In June, after Indigenous tribes, local environmentalists, and ranchers rallied together for more than a decade against the Keystone XL pipeline, the pipeline’s developer pulled the plug. The pipeline, 300 miles of which had already been built, was to transport oil from Canada to the U.S. Gulf Coast.
“It’s a great day for Mother Earth,” said Larry Wright Jr., chairman of the Ponca Tribe of Nebraska, according to NPR.
On June 9, 2021 the developer behind the Keystone XL pipeline officially ended the project after a decade-plus battle by Indigenous tribes, local environmentalists, and ranchers rallied to shut down the pipeline.
Credit: Bloomberg via Getty Images
12. Marching for trans youth
Demonstrators gathered in New York in June for the Brooklyn Liberation March in support of Black trans and gender-nonconforming youth. They carried signs that said “Protect Trans Youth,” “Black Trans Lives Matter” and “Trans Youth Power.” The march was in response to a slew of state laws targeting trans youth, blocking them from healthcare access and school sports.
Credit: Alexi Rosenfeld / Getty Images
13. High school grad tells his coming out story

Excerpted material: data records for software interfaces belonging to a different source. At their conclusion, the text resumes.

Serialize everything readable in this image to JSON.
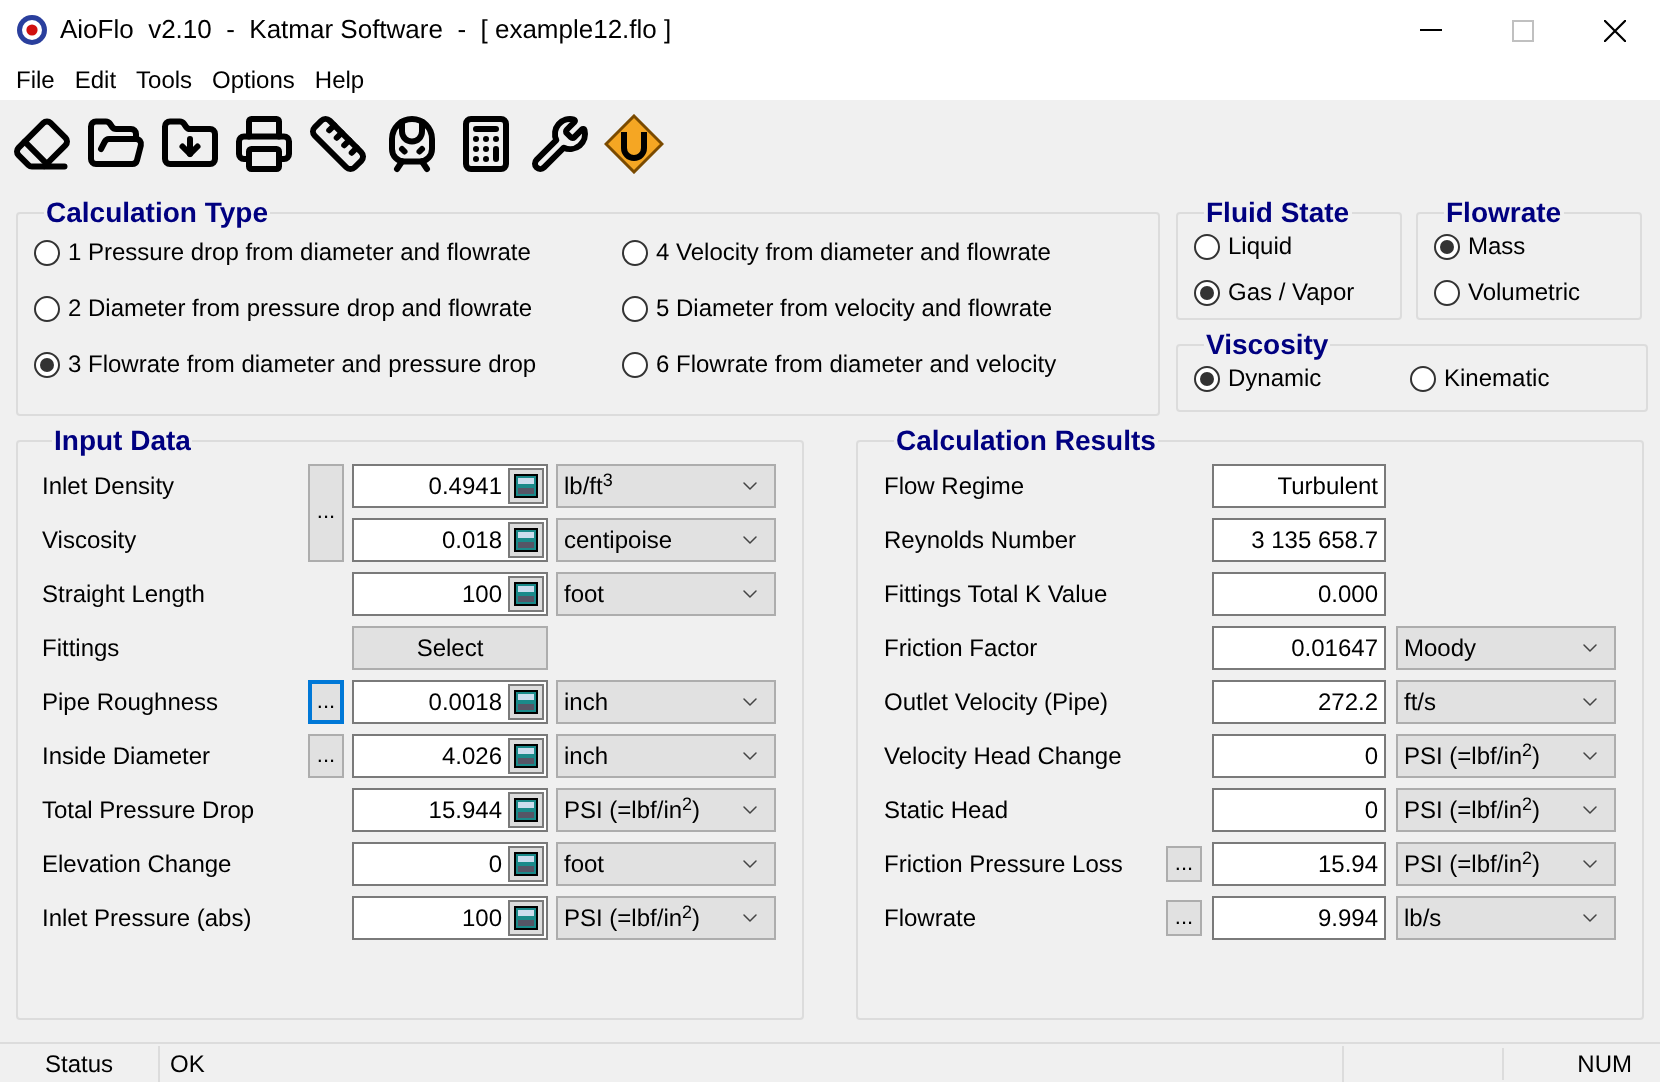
{
  "window": {
    "title": "AioFlo  v2.10  -  Katmar Software  -  [ example12.flo ]",
    "controls": [
      {
        "kind": "minimize",
        "disabled": false
      },
      {
        "kind": "maximize",
        "disabled": true
      },
      {
        "kind": "close",
        "disabled": false
      }
    ]
  },
  "menu": [
    "File",
    "Edit",
    "Tools",
    "Options",
    "Help"
  ],
  "toolbar": [
    {
      "kind": "eraser"
    },
    {
      "kind": "folder"
    },
    {
      "kind": "folder-down"
    },
    {
      "kind": "printer"
    },
    {
      "kind": "ruler"
    },
    {
      "kind": "train"
    },
    {
      "kind": "calculator"
    },
    {
      "kind": "tools"
    },
    {
      "kind": "badge"
    }
  ],
  "calculation_type": {
    "title": "Calculation Type",
    "options": [
      {
        "label": "1 Pressure drop from diameter and flowrate",
        "selected": false
      },
      {
        "label": "2 Diameter from pressure drop and flowrate",
        "selected": false
      },
      {
        "label": "3 Flowrate from diameter and pressure drop",
        "selected": true
      },
      {
        "label": "4 Velocity from diameter and flowrate",
        "selected": false
      },
      {
        "label": "5 Diameter from velocity and flowrate",
        "selected": false
      },
      {
        "label": "6 Flowrate from diameter and velocity",
        "selected": false
      }
    ]
  },
  "fluid_state": {
    "title": "Fluid State",
    "options": [
      {
        "label": "Liquid",
        "selected": false
      },
      {
        "label": "Gas / Vapor",
        "selected": true
      }
    ]
  },
  "flowrate": {
    "title": "Flowrate",
    "options": [
      {
        "label": "Mass",
        "selected": true
      },
      {
        "label": "Volumetric",
        "selected": false
      }
    ]
  },
  "viscosity": {
    "title": "Viscosity",
    "options": [
      {
        "label": "Dynamic",
        "selected": true
      },
      {
        "label": "Kinematic",
        "selected": false
      }
    ]
  },
  "input_data": {
    "title": "Input Data",
    "rows": [
      {
        "label": "Inlet Density",
        "kind": "value",
        "more": {
          "label": "...",
          "kind": "shared",
          "focused": false
        },
        "value": "0.4941",
        "unit": "lb/ft$^{3}$"
      },
      {
        "label": "Viscosity",
        "kind": "value",
        "value": "0.018",
        "unit": "centipoise"
      },
      {
        "label": "Straight Length",
        "kind": "value",
        "value": "100",
        "unit": "foot"
      },
      {
        "label": "Fittings",
        "kind": "button",
        "button": "Select"
      },
      {
        "label": "Pipe Roughness",
        "kind": "value",
        "more": {
          "label": "...",
          "kind": "single",
          "focused": true
        },
        "value": "0.0018",
        "unit": "inch"
      },
      {
        "label": "Inside Diameter",
        "kind": "value",
        "more": {
          "label": "...",
          "kind": "single",
          "focused": false
        },
        "value": "4.026",
        "unit": "inch"
      },
      {
        "label": "Total Pressure Drop",
        "kind": "value",
        "value": "15.944",
        "unit": "PSI (=lbf/in$^{2}$)"
      },
      {
        "label": "Elevation Change",
        "kind": "value",
        "value": "0",
        "unit": "foot"
      },
      {
        "label": "Inlet Pressure (abs)",
        "kind": "value",
        "value": "100",
        "unit": "PSI (=lbf/in$^{2}$)"
      }
    ]
  },
  "calculation_results": {
    "title": "Calculation Results",
    "rows": [
      {
        "label": "Flow Regime",
        "value": "Turbulent"
      },
      {
        "label": "Reynolds Number",
        "value": "3 135 658.7"
      },
      {
        "label": "Fittings Total K Value",
        "value": "0.000"
      },
      {
        "label": "Friction Factor",
        "value": "0.01647",
        "unit": "Moody"
      },
      {
        "label": "Outlet Velocity (Pipe)",
        "value": "272.2",
        "unit": "ft/s"
      },
      {
        "label": "Velocity Head Change",
        "value": "0",
        "unit": "PSI (=lbf/in$^{2}$)"
      },
      {
        "label": "Static Head",
        "value": "0",
        "unit": "PSI (=lbf/in$^{2}$)"
      },
      {
        "label": "Friction Pressure Loss",
        "more": {
          "label": "..."
        },
        "value": "15.94",
        "unit": "PSI (=lbf/in$^{2}$)"
      },
      {
        "label": "Flowrate",
        "more": {
          "label": "..."
        },
        "value": "9.994",
        "unit": "lb/s"
      }
    ]
  },
  "status_bar": {
    "label": "Status",
    "message": "OK",
    "indicator": "NUM"
  }
}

A high school valedictorian continued to tell his coming out story and talk about his struggles with mental health during his graduation speech in June even after the principal tried to stop him by crumpling up his prepared remarks. Bryce Dershem of New Jersey said he was glad to recite his speech – which he had memorized – to help people feel less alone.